Wednesday, June 24, 2009
AOL today provided a “wallet pop” column on how your credit score is computed, by Janene Mascarella. I thought I would provide it on this blog, since id theft has often compromised credit reports and credit scores. The article is titled: “Are you clueless about credit scores? What you need to know.” The most interesting item for me was “mix of accounts”. The article reads “Ideally, the credit bureaus like to see a mortgage, an auto loan, and three to five credit cards.” I don’t have a mortgage or auto loan, although I could have either or both (particularly the latter) in the foreseeable future. (Yup, I ought to go Oprah and drive a hybrid.) In 1979, I did not get approved for a particular credit card (National Car Rental) partly because of "lack of home ownership." That soon changed.
I worked for Chilton in the 1980s, as a mainframe computer programmer-analyst. Chilton is an ancestor of Experian and at the time I worked tangentially on “risk predictor” which was the feed to Fair Isaacs.
The link for the article is here.
Wednesday, June 17, 2009
AOL offers ten basic tips for identity protection: No. 1 is watch what you put online to idenfity yourself; and watch the trash
Lisa Rogak, of CreditCards.com, has an entry on AOL walletpop today (Wednesday June 17) of “10 Things to Know About Identity Theft,” link here.
The main tip is not to give out a birthdate or home address or land home phone on any public website, including social networking sites, profiles, and online resumes. Use a UPS mailbox. If you have an Internet domain, do the same (private registration is even safer). Remember, however, that there are companies that sell unlisted information about people in low cost reports, probably barely within what my own Congressman (Moran, D-VA) says is “legally permissible.”

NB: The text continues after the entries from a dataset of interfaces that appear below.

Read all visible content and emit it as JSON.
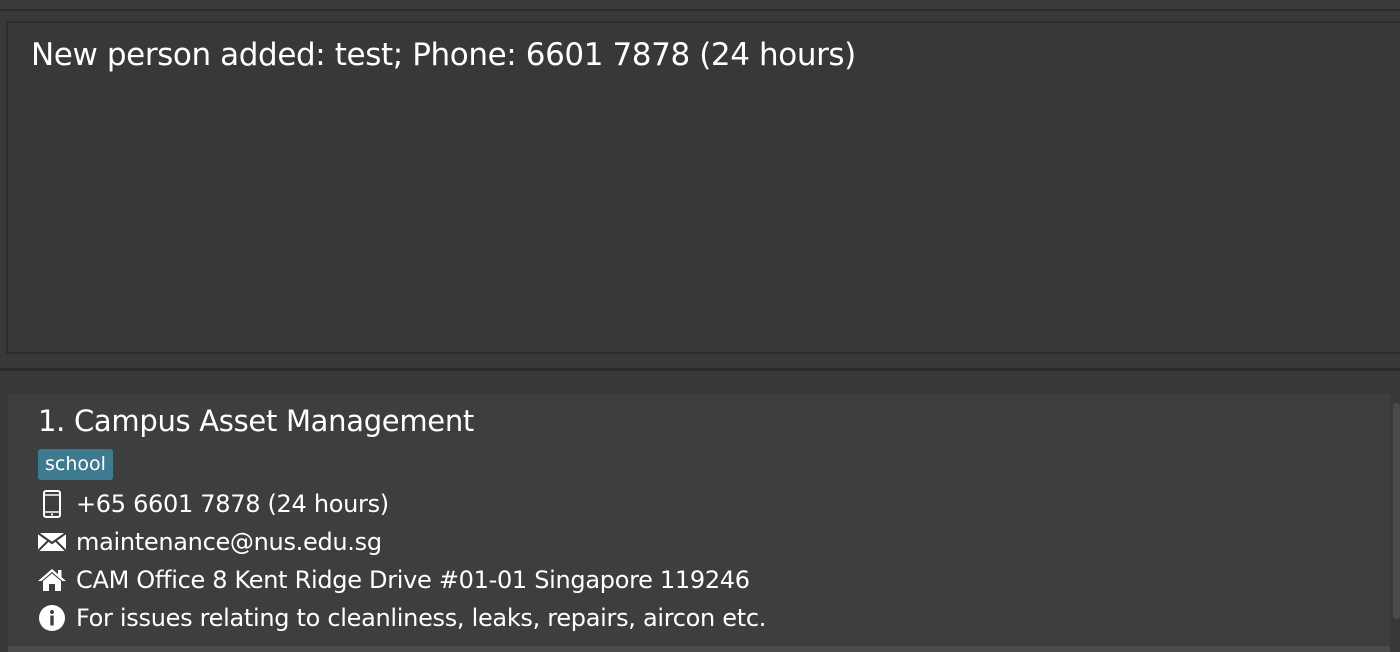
{
  "result_display": {
    "message": "New person added: test; Phone: 6601 7878 (24 hours)"
  },
  "person_list": {
    "cards": [
      {
        "index_name": "1. Campus Asset Management",
        "tags": [
          "school"
        ],
        "phone": "+65 6601 7878 (24 hours)",
        "email": "maintenance@nus.edu.sg",
        "address": "CAM Office 8 Kent Ridge Drive #01-01 Singapore 119246",
        "description": "For issues relating to cleanliness, leaks, repairs, aircon etc.",
        "icons": {
          "phone": "phone-icon",
          "email": "email-icon",
          "address": "home-icon",
          "description": "info-icon"
        }
      }
    ]
  },
  "colors": {
    "background": "#383838",
    "card": "#3c3e3f",
    "tag": "#3e7b91",
    "text": "#ffffff"
  }
}
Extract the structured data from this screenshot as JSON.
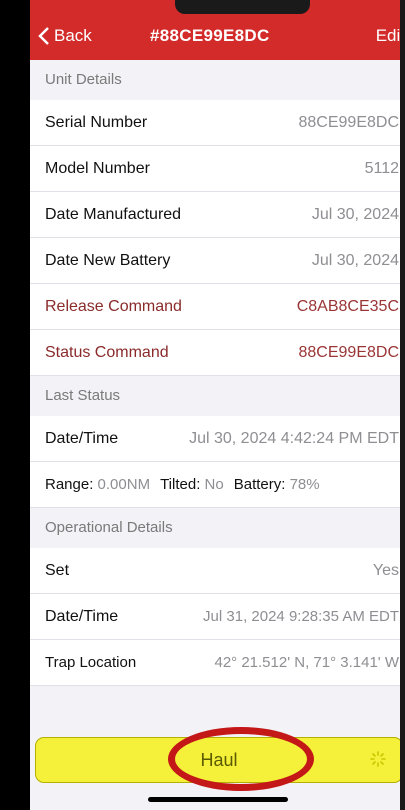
{
  "nav": {
    "back_label": "Back",
    "title": "#88CE99E8DC",
    "edit_label": "Edit"
  },
  "unit_details": {
    "header": "Unit Details",
    "rows": [
      {
        "label": "Serial Number",
        "value": "88CE99E8DC"
      },
      {
        "label": "Model Number",
        "value": "5112"
      },
      {
        "label": "Date Manufactured",
        "value": "Jul 30, 2024"
      },
      {
        "label": "Date New Battery",
        "value": "Jul 30, 2024"
      },
      {
        "label": "Release Command",
        "value": "C8AB8CE35C"
      },
      {
        "label": "Status Command",
        "value": "88CE99E8DC"
      }
    ]
  },
  "last_status": {
    "header": "Last Status",
    "datetime_label": "Date/Time",
    "datetime_value": "Jul 30, 2024 4:42:24 PM EDT",
    "range_label": "Range:",
    "range_value": "0.00NM",
    "tilted_label": "Tilted:",
    "tilted_value": "No",
    "battery_label": "Battery:",
    "battery_value": "78%"
  },
  "operational_details": {
    "header": "Operational Details",
    "set_label": "Set",
    "set_value": "Yes",
    "datetime_label": "Date/Time",
    "datetime_value": "Jul 31, 2024 9:28:35 AM EDT",
    "trap_label": "Trap Location",
    "trap_value": "42° 21.512' N,  71° 3.141' W"
  },
  "haul_button": {
    "label": "Haul"
  },
  "colors": {
    "nav_red": "#d32a2a",
    "haul_yellow": "#f5f03a",
    "highlight_ring": "#c41818"
  }
}
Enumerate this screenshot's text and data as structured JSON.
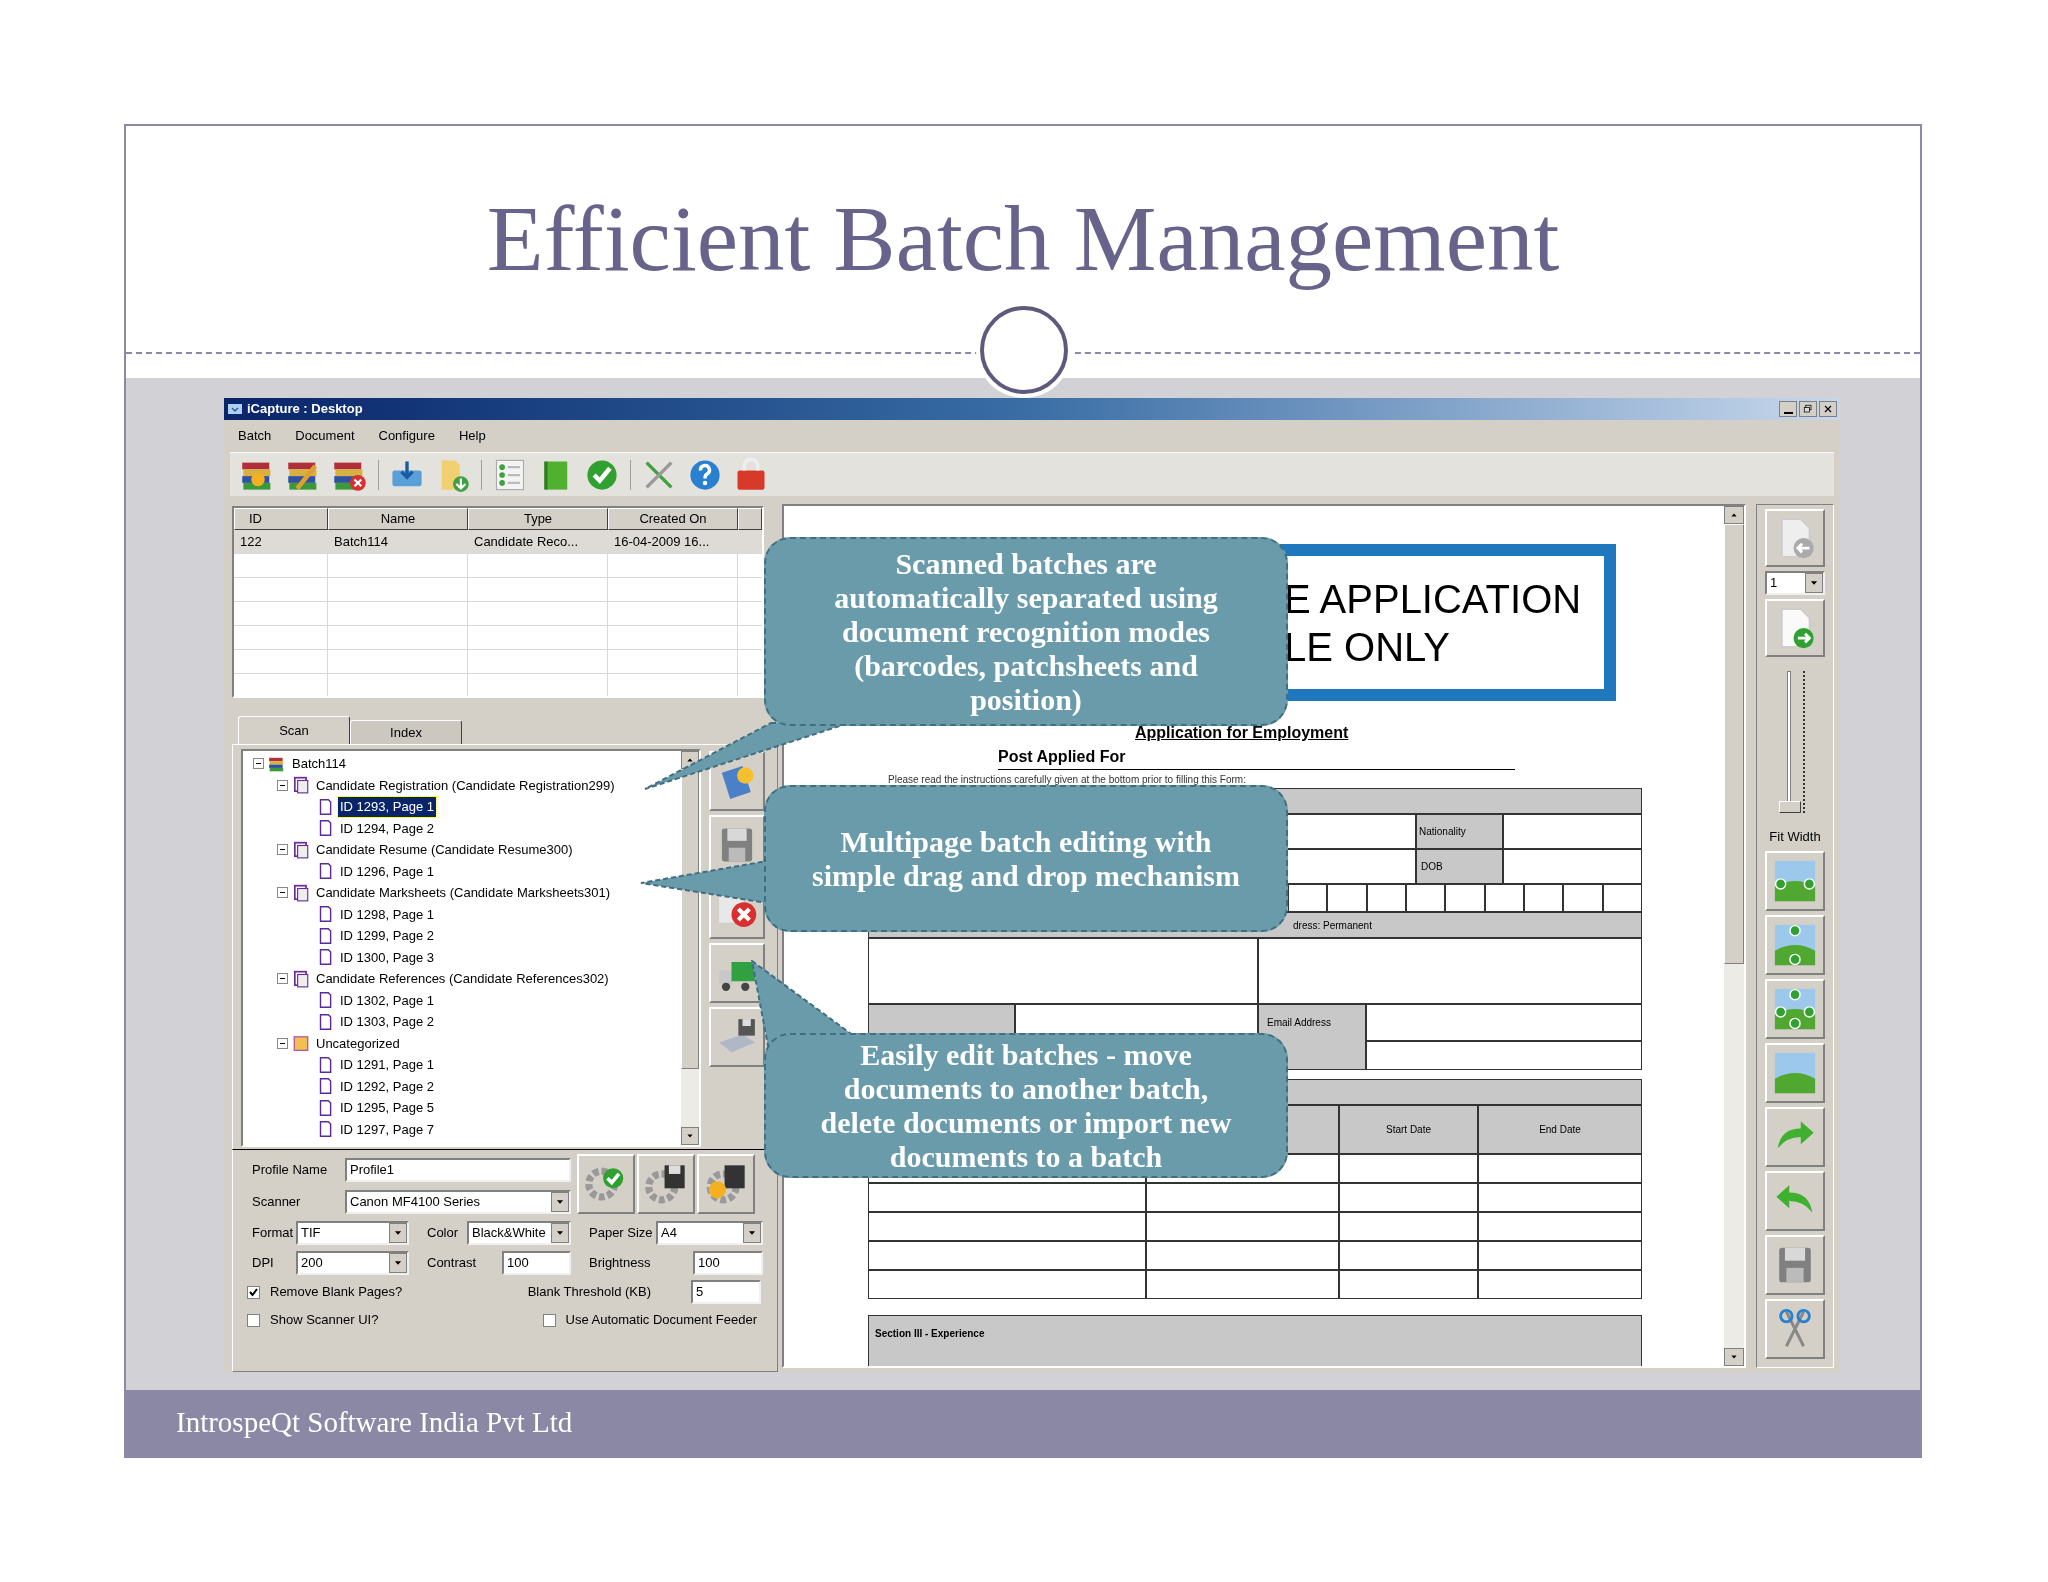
{
  "slide": {
    "title": "Efficient Batch Management",
    "footer": "IntrospeQt Software India Pvt Ltd"
  },
  "window": {
    "title": "iCapture : Desktop"
  },
  "menu": [
    "Batch",
    "Document",
    "Configure",
    "Help"
  ],
  "batch_table": {
    "columns": [
      "ID",
      "Name",
      "Type",
      "Created On"
    ],
    "rows": [
      {
        "cells": [
          "122",
          "Batch114",
          "Candidate Reco...",
          "16-04-2009 16..."
        ],
        "selected": true
      }
    ]
  },
  "tabs": [
    {
      "label": "Scan",
      "selected": true
    },
    {
      "label": "Index",
      "selected": false
    }
  ],
  "tree": {
    "label": "Batch114",
    "kind": "batch",
    "expanded": true,
    "children": [
      {
        "label": "Candidate Registration (Candidate Registration299)",
        "kind": "group",
        "expanded": true,
        "children": [
          {
            "label": "ID 1293, Page 1",
            "kind": "page",
            "selected": true
          },
          {
            "label": "ID 1294, Page 2",
            "kind": "page",
            "selected": false
          }
        ]
      },
      {
        "label": "Candidate Resume (Candidate Resume300)",
        "kind": "group",
        "expanded": true,
        "children": [
          {
            "label": "ID 1296, Page 1",
            "kind": "page",
            "selected": false
          }
        ]
      },
      {
        "label": "Candidate Marksheets (Candidate Marksheets301)",
        "kind": "group",
        "expanded": true,
        "children": [
          {
            "label": "ID 1298, Page 1",
            "kind": "page",
            "selected": false
          },
          {
            "label": "ID 1299, Page 2",
            "kind": "page",
            "selected": false
          },
          {
            "label": "ID 1300, Page 3",
            "kind": "page",
            "selected": false
          }
        ]
      },
      {
        "label": "Candidate References (Candidate References302)",
        "kind": "group",
        "expanded": true,
        "children": [
          {
            "label": "ID 1302, Page 1",
            "kind": "page",
            "selected": false
          },
          {
            "label": "ID 1303, Page 2",
            "kind": "page",
            "selected": false
          }
        ]
      },
      {
        "label": "Uncategorized",
        "kind": "folder",
        "expanded": true,
        "children": [
          {
            "label": "ID 1291, Page 1",
            "kind": "page",
            "selected": false
          },
          {
            "label": "ID 1292, Page 2",
            "kind": "page",
            "selected": false
          },
          {
            "label": "ID 1295, Page 5",
            "kind": "page",
            "selected": false
          },
          {
            "label": "ID 1297, Page 7",
            "kind": "page",
            "selected": false
          }
        ]
      }
    ]
  },
  "profile": {
    "name_field": {
      "label": "Profile Name",
      "value": "Profile1"
    },
    "scanner_field": {
      "label": "Scanner",
      "value": "Canon MF4100 Series"
    },
    "row_a": [
      {
        "label": "Format",
        "value": "TIF",
        "kind": "select"
      },
      {
        "label": "Color",
        "value": "Black&White",
        "kind": "select"
      },
      {
        "label": "Paper Size",
        "value": "A4",
        "kind": "select"
      }
    ],
    "row_b": [
      {
        "label": "DPI",
        "value": "200",
        "kind": "select"
      },
      {
        "label": "Contrast",
        "value": "100",
        "kind": "text"
      },
      {
        "label": "Brightness",
        "value": "100",
        "kind": "text"
      }
    ],
    "remove_blank": {
      "label": "Remove Blank Pages?",
      "checked": true
    },
    "threshold": {
      "label": "Blank Threshold (KB)",
      "value": "5"
    },
    "show_ui": {
      "label": "Show Scanner UI?",
      "checked": false
    },
    "adf": {
      "label": "Use Automatic Document Feeder",
      "checked": false
    }
  },
  "document": {
    "banner": [
      "E APPLICATION",
      "LE ONLY"
    ],
    "form_title": "Application for Employment",
    "post_label": "Post Applied For",
    "instructions": "Please read the instructions carefully given at the bottom prior to filling this Form:",
    "nationality": "Nationality",
    "dob": "DOB",
    "address": "dress: Permanent",
    "email": "Email Address",
    "start_date": "Start Date",
    "end_date": "End Date",
    "section": "Section III - Experience"
  },
  "viewer_tools": {
    "page": "1",
    "fit_label": "Fit Width",
    "zoom": {
      "level": 0
    }
  },
  "callouts": [
    "Scanned batches are automatically separated using document recognition modes (barcodes, patchsheets and position)",
    "Multipage batch editing with simple drag and drop mechanism",
    "Easily edit batches - move documents to another batch, delete documents or import new documents to a batch"
  ]
}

The advice considers the physical world of paper as dangerous, more so, than the Internet. Checkout counters and restaurants. Apparently a credit card number can sometimes lead to the whole identity being used.
An important defense is computer literacy: frequent inspection of online accounts. Get your money into well-managed and secure accounts (trusts are even safer) that you can check.. Computer and security literacy is particularly important for people who have to travel for work or family reasons.
Saturday, June 06, 2009
The Money section of ABC News and Nightline have an alarming report, June 3, “Thieves Snatch Billions in Credit Card Fraud: 'Nightline' Tracks Hackers in Underground Identity Theft chatrooms; How to Protect Yourself”.
The link is here. ABC tried an experiment and found that a fictitious credit card was siphoned in 15 minutes by crooks in Kiev.
The story mentions Dan Clements, of Card Cops, a company that tracks international identity theft, particularly in credit card numbers and bank account information. Sometimes accounts get set up in a person’s name that the person never knows about or gets bills for. Other times bank accounts are siphoned. Most of the activity is overseas, in Russia, or former Eastern European countries or Asia, mostly in poorer countries where youth have some indignation and gang-like incentive to steal and "prove themselves".
The story says that a lot of compromise happens with phishing of naïve Internet users, but a lot of “shoulder surfing” happens in retail establishments, involving dishonest (and perhaps underpaid) clerks.
The story recommends opening new cards with new account numbers rather than letting them renew automatically. They also recommend changing debit card pin numbers frequently.
Naïve users are more vulnerable than experienced people with Internet literacy. Other defenses include frequent checking of bank accounts and credit cards online, and frequent checking of credit reports. Does Internet activity make one a “target”, or is a moderate amount of “fame” a protection because the person becomes harder to impersonate and not get caught. It’s hard to say.
Still, I think that we can build systems to stop this if only we have the will and invest the resources.
Tuesday, June 02, 2009
AOL today republished a Fortune article “Don’t Let ID Thieves Hijack Your Job Hunt.” The article is by Anne Fisher, and lists six ways to protect yourself.
The article suggests never giving complete identifying information (especially date of birth, as well as social security number and home address) on an online resume, social networking site, or anywhere else online. It’s perhaps a better idea to use a land UPS store address. Another tip is to watch for “too good to be true” job ads.
All of this seems to lean toward the idea of much more integrated presence online than in the past. Yet multiple “identities” online might help thwart fraudsters. So it’s a thorny question.